When we started receiving puppets-in-progress images from our incredible puppetry designer and director Shawna Reiter, we knew that there was pure magic coming out of CLUNK Puppet Lab. We asked her to write a few words describing the process, and she sent us this beautiful heart-felt piece on the hidden life of an inanimate object. Enjoy reading!
I consider the primary characteristic of puppetry to be a belief in the hidden life of the inanimate object; revealed through the design of a character which is then animated with movement and gesture, becoming infused with human-like yet otherworldly qualities. The puppet is an extension of its operator who must see through its eyes, hear through its ears, breath and speak through its mouth bringing it to life as an ‘other being’ in the moment of performance. This process creates images infused with feeling and tension, used to develop a reciprocal relationship between the performing object and the audience. The audience’s investment in the performance becomes more active as the puppet acting as an empty vessel begs the commitment of the observer’s ego. It places them in closer proximity to the action of the story, engaging them on a visceral and empathetic level, causing the resonance and impact of the experience to be more personal.

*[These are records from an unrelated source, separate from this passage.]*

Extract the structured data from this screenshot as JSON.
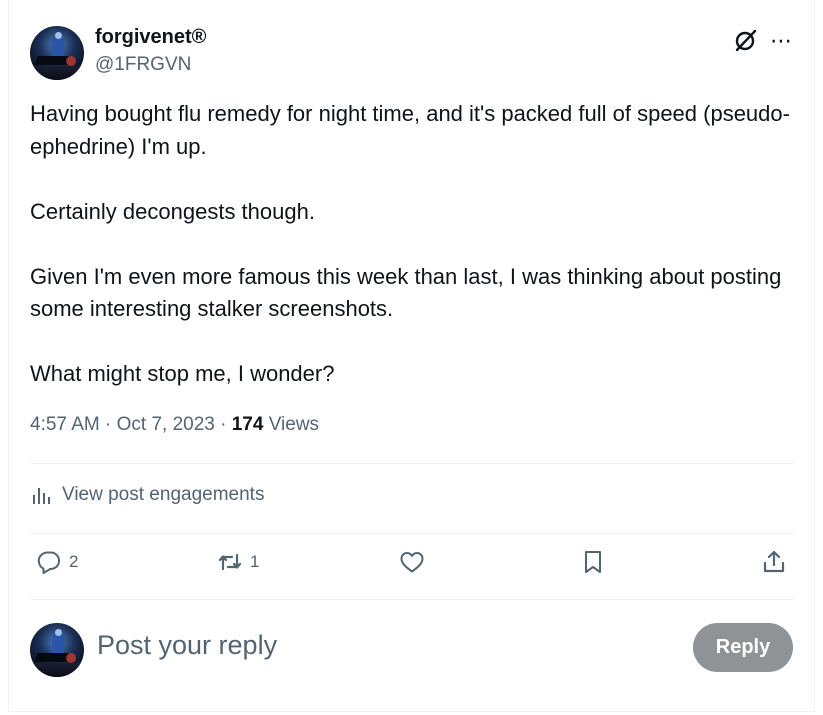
{
  "post": {
    "author_name": "forgivenet®",
    "author_handle": "@1FRGVN",
    "paragraphs": [
      "Having bought flu remedy for night time, and it's packed full of speed (pseudo-ephedrine) I'm up.",
      "Certainly decongests though.",
      "Given I'm even more famous this week than last, I was thinking about posting some interesting stalker screenshots.",
      "What might stop me, I wonder?"
    ],
    "time": "4:57 AM",
    "separator": "·",
    "date": "Oct 7, 2023",
    "views_count": "174",
    "views_label": "Views",
    "more_icon": "⋯"
  },
  "engagements_label": "View post engagements",
  "actions": {
    "reply_count": "2",
    "repost_count": "1"
  },
  "composer": {
    "placeholder": "Post your reply",
    "reply_label": "Reply"
  },
  "colors": {
    "text": "#0f1419",
    "secondary": "#536471",
    "divider": "#eff3f4",
    "reply_button_disabled": "#8f9396"
  }
}
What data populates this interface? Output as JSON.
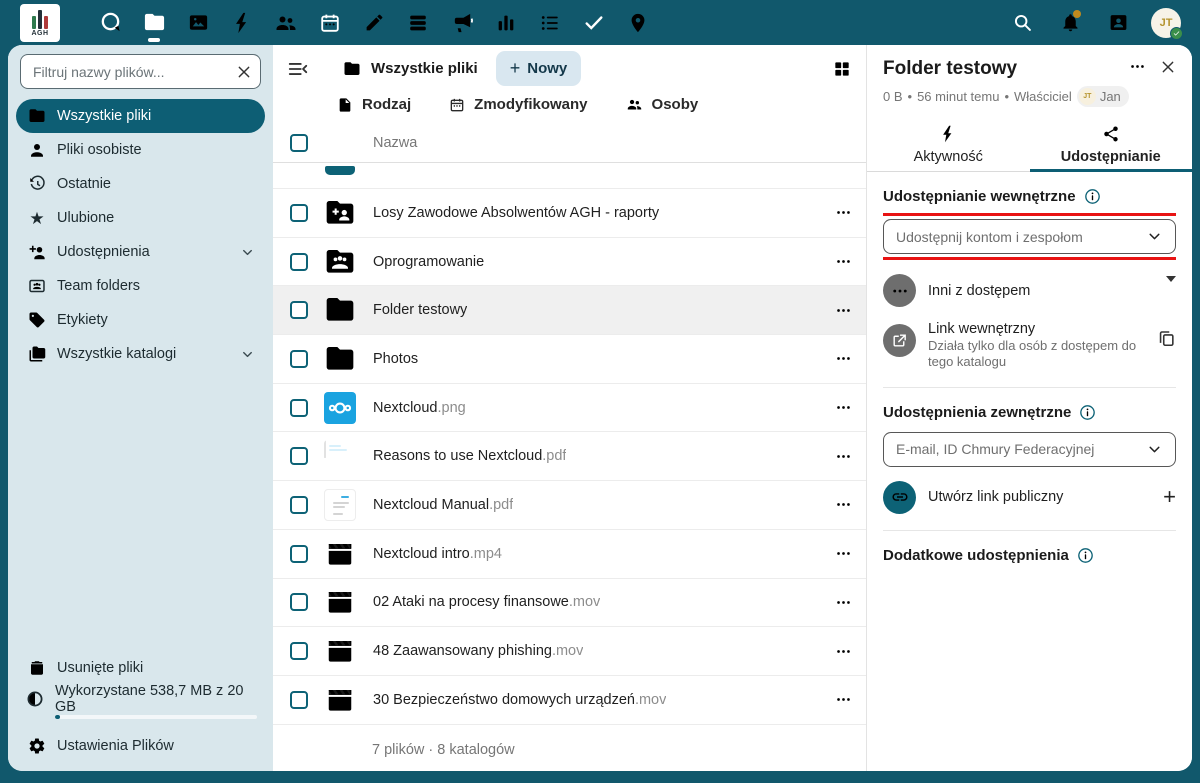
{
  "topbar": {
    "logo_text": "AGH",
    "apps": [
      {
        "icon": "talk-icon"
      },
      {
        "icon": "files-icon",
        "active": true
      },
      {
        "icon": "photos-icon"
      },
      {
        "icon": "activity-icon"
      },
      {
        "icon": "contacts-icon"
      },
      {
        "icon": "calendar-icon"
      },
      {
        "icon": "notes-icon"
      },
      {
        "icon": "deck-icon"
      },
      {
        "icon": "announcements-icon"
      },
      {
        "icon": "analytics-icon"
      },
      {
        "icon": "tasks-icon"
      },
      {
        "icon": "checks-icon"
      },
      {
        "icon": "maps-icon"
      }
    ],
    "right_icons": [
      "search-icon",
      "bell-icon",
      "contacts-menu-icon"
    ],
    "user_initials": "JT"
  },
  "sidebar": {
    "filter_placeholder": "Filtruj nazwy plików...",
    "items": [
      {
        "label": "Wszystkie pliki",
        "icon": "folder-icon",
        "active": true
      },
      {
        "label": "Pliki osobiste",
        "icon": "user-icon"
      },
      {
        "label": "Ostatnie",
        "icon": "history-icon"
      },
      {
        "label": "Ulubione",
        "icon": "star-icon"
      },
      {
        "label": "Udostępnienia",
        "icon": "share-user-icon",
        "chevron": true
      },
      {
        "label": "Team folders",
        "icon": "team-folder-icon"
      },
      {
        "label": "Etykiety",
        "icon": "tag-icon"
      },
      {
        "label": "Wszystkie katalogi",
        "icon": "folders-icon",
        "chevron": true
      }
    ],
    "bottom": {
      "trash_label": "Usunięte pliki",
      "quota_label": "Wykorzystane 538,7 MB z 20 GB",
      "quota_percent": 2.7,
      "settings_label": "Ustawienia Plików"
    }
  },
  "main": {
    "breadcrumb": "Wszystkie pliki",
    "new_button": "Nowy",
    "filters": [
      {
        "label": "Rodzaj",
        "icon": "file-icon"
      },
      {
        "label": "Zmodyfikowany",
        "icon": "calendar-icon"
      },
      {
        "label": "Osoby",
        "icon": "people-icon"
      }
    ],
    "columns": {
      "name": "Nazwa"
    },
    "rows": [
      {
        "name": "Losy Zawodowe Absolwentów AGH - raporty",
        "ext": "",
        "icon": "shared-folder-icon"
      },
      {
        "name": "Oprogramowanie",
        "ext": "",
        "icon": "group-folder-icon"
      },
      {
        "name": "Folder testowy",
        "ext": "",
        "icon": "folder-icon",
        "selected": true
      },
      {
        "name": "Photos",
        "ext": "",
        "icon": "folder-icon"
      },
      {
        "name": "Nextcloud",
        "ext": ".png",
        "icon": "image-thumbnail"
      },
      {
        "name": "Reasons to use Nextcloud",
        "ext": ".pdf",
        "icon": "pdf-thumbnail"
      },
      {
        "name": "Nextcloud Manual",
        "ext": ".pdf",
        "icon": "pdf-page-thumbnail"
      },
      {
        "name": "Nextcloud intro",
        "ext": ".mp4",
        "icon": "video-icon"
      },
      {
        "name": "02 Ataki na procesy finansowe",
        "ext": ".mov",
        "icon": "video-icon"
      },
      {
        "name": "48 Zaawansowany phishing",
        "ext": ".mov",
        "icon": "video-icon"
      },
      {
        "name": "30 Bezpieczeństwo domowych urządzeń",
        "ext": ".mov",
        "icon": "video-icon"
      }
    ],
    "summary": "7 plików · 8 katalogów"
  },
  "panel": {
    "title": "Folder testowy",
    "meta": {
      "size": "0 B",
      "sep1": "•",
      "time": "56 minut temu",
      "sep2": "•",
      "owner_label": "Właściciel",
      "owner_initials": "JT",
      "owner_name": "Jan"
    },
    "tabs": [
      {
        "label": "Aktywność",
        "icon": "activity-icon"
      },
      {
        "label": "Udostępnianie",
        "icon": "share-icon",
        "active": true
      }
    ],
    "internal": {
      "heading": "Udostępnianie wewnętrzne",
      "select_placeholder": "Udostępnij kontom i zespołom",
      "others_label": "Inni z dostępem",
      "internal_link_title": "Link wewnętrzny",
      "internal_link_desc": "Działa tylko dla osób z dostępem do tego katalogu"
    },
    "external": {
      "heading": "Udostępnienia zewnętrzne",
      "select_placeholder": "E-mail, ID Chmury Federacyjnej",
      "public_link_label": "Utwórz link publiczny"
    },
    "additional_heading": "Dodatkowe udostępnienia",
    "accent_color": "#0d5e74",
    "annotation_color": "#e81313"
  }
}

When Sarah Joy approached me about creating a baby puppet for Night Feed, I was excited by the prospect of both designing and building something that I felt so close to – being a first time parent I immediately connected with the script. I had also recently celebrated 2 years raising my daughter and I felt that the first hand experience would give me some insight into the design. I don’t take on puppet design projects lightly. Because I consider the primary characteristic of puppetry to be a belief in the hidden life of the inanimate object; revealed through the design of a character which is then animated with movement and gesture, becoming infused with human-like yet otherworldly qualities. When I take on a project it is important the the collaborators understand that puppet performance goes hand in hand with puppet construction and design, as it contains an organic intuitive process of discovering a character through exploratory improvisation, and by channeling the natural rhythms of movement and physical traits of the puppet itself. As an art form puppetry defies the boundaries of a single discipline, and thus demands that artists, designers, writers, and performers move beyond traditional collaborative methods and work toward an understanding of the life of that puppet.
In the practical sense I approach puppet design with the 5 Signs of Life in mind: Breath, Focus, Fixed Point, Animation and Soul, which means that I am always keeping in mind the performance of the puppet while designing the aesthetic and mechanism. The puppet was designed based on a need to have a life like infant able to nurse, cry turn her head, and sleep. My process includes building a prototype to test out the puppet, to explore the possibilities and limitations, and to troubleshoot any issues with the mechanism. For the prototype, I sculpted a head out of clay, covered it in Vaseline, and then added a layer of plastic cellophane wrap. Next came five layers of paper mache. Once dry the paper mache head was cut in half and the clay removed leaving two paper mache shells which I put back together with more paper mache. The mechanism was built by making two straight cuts down from the corner of the mouth. That piece is then reattached via a hinge mechanism that is then attached to the thumb of a glove that the puppeteer wears to open and close the mouth. The body of the puppet is made of a foam sleeve with an infant’s shape and then wrapped in a blanket.
The Final Puppet was sculpted out of Plasticine. I made a mold out of silicone covered in a plaster shell. Once set, the Plasticine was removed from the mold and a layer of paper mache pulp was packed into the puppet mold. Once dry I removed the plaster and silicone mold and pulled out a perfectly cast head of the original. The mouth mechanism was then built in the same way as the prototype, and the puppet was painted. Finally the body was built with foam and a sandbag to add some weight.